7 T. Tsuneto, **Superconductivity** and Superfluidity (Cambridge, 1999). J. B. Ketterson and S. N. Song, **Superconductivity** (Cambridge, 1999). J. F. Annett, **Superconductivity** , Superfluids, and Condensates (Oxford, 2004). M. Crisan, Theory of **Superconductivity** (World Scientific, 1989). Levy, Magnetism and **Superconductivity** (Springer, 2000). 1. 2 CHAPTER 0. REFERENCES. Organic Superconductors T. Ishiguro, K. Yamaji, and G. Saito, Organic Superconductors (2nd Edition) (Springer, 1998). Unconventional Superconductors V. P. Mineev and K. Samokhin Introduction to Unconventional **Superconductivity** (CRC Press, 1989). M. Yu Kagan, Modern Trends in **Superconductivity** and Superfluidity (Springer, 2013).

8 G. Goll, Unconventional Superconductors : Experimental Investigation of the Order Parameter Symmetry (Springer, 2010). E. Bauer and M. Sigrist, Non-Centrosymmetric Superconductors : Introduction and Overview (Springer, 2012). Superconducting Devices K. Likharev, Dynamics of Josephson Junctions and Circuits (CRC Press, 1986). S. T. Ruggiero and D. A. Rudman, Superconducting Devices (Academic Press, 1990). Chapter 1. Phenomenological Theories of **Superconductivity** Basic Phenomenology of Superconductors The superconducting state is a phase of matter, as is ferromagnetism, metallicity, etc. The phenomenon was dis- covered in the Spring of 1911 by the Dutch physicist H.

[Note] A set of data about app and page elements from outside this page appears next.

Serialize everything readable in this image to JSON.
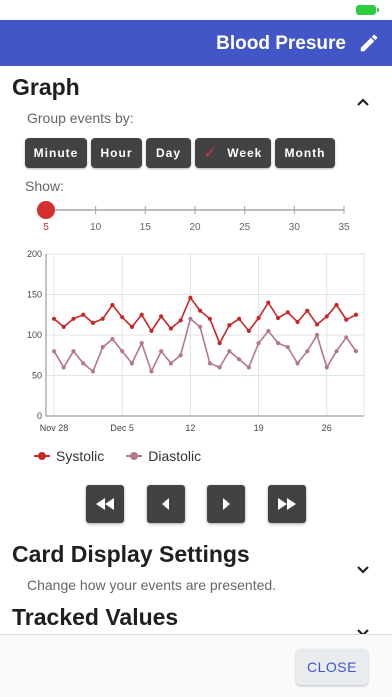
{
  "app": {
    "title": "Blood Presure"
  },
  "graph_section": {
    "title": "Graph",
    "group_label": "Group events by:",
    "group_options": [
      "Minute",
      "Hour",
      "Day",
      "Week",
      "Month"
    ],
    "selected_group": "Week",
    "show_label": "Show:",
    "slider": {
      "ticks": [
        "5",
        "10",
        "15",
        "20",
        "25",
        "30",
        "35"
      ],
      "value": 5,
      "min": 5,
      "max": 35
    }
  },
  "chart_data": {
    "type": "line",
    "ylim": [
      0,
      200
    ],
    "yticks": [
      "0",
      "50",
      "100",
      "150",
      "200"
    ],
    "xticks": [
      "Nov 28",
      "Dec 5",
      "12",
      "19",
      "26"
    ],
    "series": [
      {
        "name": "Systolic",
        "color": "#c62828",
        "values": [
          120,
          110,
          120,
          125,
          115,
          120,
          137,
          122,
          110,
          125,
          105,
          123,
          108,
          118,
          146,
          130,
          120,
          90,
          112,
          120,
          105,
          121,
          140,
          121,
          128,
          116,
          130,
          113,
          123,
          137,
          119,
          125
        ]
      },
      {
        "name": "Diastolic",
        "color": "#b5768f",
        "values": [
          80,
          60,
          80,
          65,
          55,
          85,
          95,
          80,
          65,
          90,
          55,
          80,
          65,
          75,
          120,
          110,
          65,
          60,
          80,
          70,
          60,
          90,
          105,
          90,
          85,
          65,
          80,
          100,
          60,
          80,
          97,
          80
        ]
      }
    ]
  },
  "navigation": [
    "first-page",
    "previous",
    "next",
    "last-page"
  ],
  "card_display": {
    "title": "Card Display Settings",
    "subtitle": "Change how your events are presented."
  },
  "tracked": {
    "title": "Tracked Values"
  },
  "footer": {
    "close_label": "CLOSE"
  },
  "colors": {
    "app_bar": "#4256c8",
    "chip": "#424242",
    "slider": "#d32f2f"
  }
}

9 Kamerlingh Onnes, who observed an abrupt vanishing of the resistivity of solid mercury at T = K1 . Under ambient pressure, there are 33 elemental superconductors2 , all of which have a metallic phase at higher temperatures, and hundreds of compounds and alloys which exhibit the phenomenon. A timeline of superconductors and their critical temperatures is provided in Fig. The related phenomenon of superfluidity was first discovered in liquid helium below T = K, at atmospheric pressure, independently in 1937 by P. Kapitza (Moscow) and by J. F. Allen and A. D. Misener (Cambridge). At some level, a superconductor may be considered as a charged superfluid we will elaborate on this statement later on.

10 Here we recite the basic phenomenology of superconductors: Vanishing electrical resistance : The DC electrical resistance at zero magnetic field vanishes in the super- conducting state. This is established in some materials to better than one part in 1015 of the normal state resistance. Above the critical temperature Tc , the DC resistivity at H = 0 is finite. The AC resistivity remains zero up to a critical frequency, c = 2 /~, where is the gap in the electronic excitation spectrum. The frequency threshold is 2 because the superconducting condensate is made up of electron pairs, so breaking a pair results in two quasiparticles, each with energy or greater.